- Change pre-load spacers by same amount that shim thickness was changed. If thickness of shim was decreased .002″, use spacers with .002″ less thickness. If thickness of shim was increased .002″, use spacers measuring .002″ thicker.
- Reinstall rear pinion bearing on pinion with new thickness shim. (Par. 6-11, a.)
- Lubricate new pinion seal with axle lubricant and install with lip toward bearing, using Installer J-6200. See Figure 6-29.
Reinstall pinion and bearings carefully in carrier with new thickness pre-load spacers. Install pinion nut and tighten to 80 foot pounds as shown in figure 6-23.
Assembly of Differential Case, Gears and Bearings
- Drive differential bearing outer races into case, using Replacer J-6263. See figure 6-30.
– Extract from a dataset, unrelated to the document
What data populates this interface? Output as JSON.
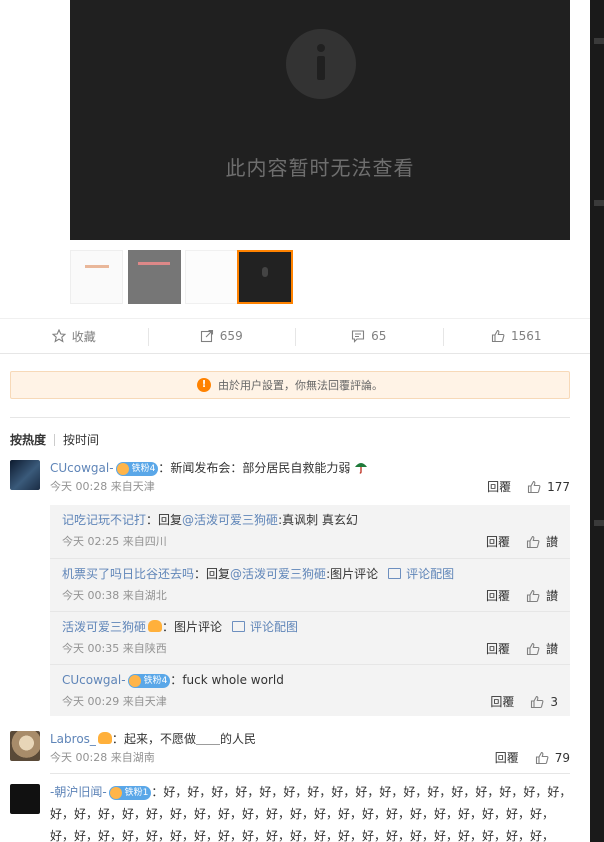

- Install side gears, pinions, and spherical washers in case. There are no fiat washers behind side gears. If same parts are used, replace in original sides. Install pinion shield and pinion axle. Drive spring pin through hole in pinion axle until flush with case.
- Check matching numbers on ring gear and pinion to make sure the two parts have not been mixed with another gear set. See figure 6-26.
- After making sure that mating surfaces of case and ring gear are clean and free of burrs, bolt ring gear to case using three Studs J-6251 to align parts. See figure 6-31.
If same ring gear and case are used, line up marks so they are assembled in same relative positions. Do not use lock washers or any substitute bolts.
Installation and Adjustment of Ring Gear and Case Assembly
- Before installation of ring gear and case assembly make sure that differential bearing and bearing support surfaces in carrier pedestals are clean and free of burrs. Remove any burrs which might prevent bearings or bearing supports from seating properly.
- Place case assembly and differential bearings in position in carrier. If same bearings are used, replace in original positions. Insert Support Tools J-6194 through the pedestal bores into the bearing inner races. Press tools toward each other to seat them, using hand pressure. If support tools are loose, install pedestal clamp bolts and nuts and tighten lightly until support tools can just be moved by twisting them. If support tools are too tight, loosen them as necessary by slightly wedging pedestals open with chisels. See figure 6-32.
- Mount dial indicator as shown in figure 6-33.
Use a small button on indicator stem so that contact can be made near heel end of tooth. Set dial indicator so that indicator stem is as nearly as possible in line with gear rotation and perpendicular to the tooth surface.
If stem bears against edge of tooth, or stem is at considerable angle to the line of gear rotation, or at a considerable angle to face of the tooth, a false indication of backlash will be obtained.
CAUTION: Any gear lash check must be made with pinion locked to carrier to be sure it cannot turn.
CAUTION: Do not spread pedestals any farther apart than is absolutely necessary to push differential shim into position. If pedestals are sprung too far, they may take a permanent set. See figure 6-34.
Leave support tool in position until after shim is started to keep case assembly from dropping out of line.
- Remove left assembly tool and push shim into final position. Center it first with fingers through pedestal bore, then with a support tool. Remove spreader tool and pedestal wedges.
- Drive each differential bearing support into its pedestal until seated solidly in the bearing, using Support Tool J-6194. See figure 6-35.
Tighten pedestal clamp bolts and nuts to 30-40 foot pounds. Secure nuts with cotter pins.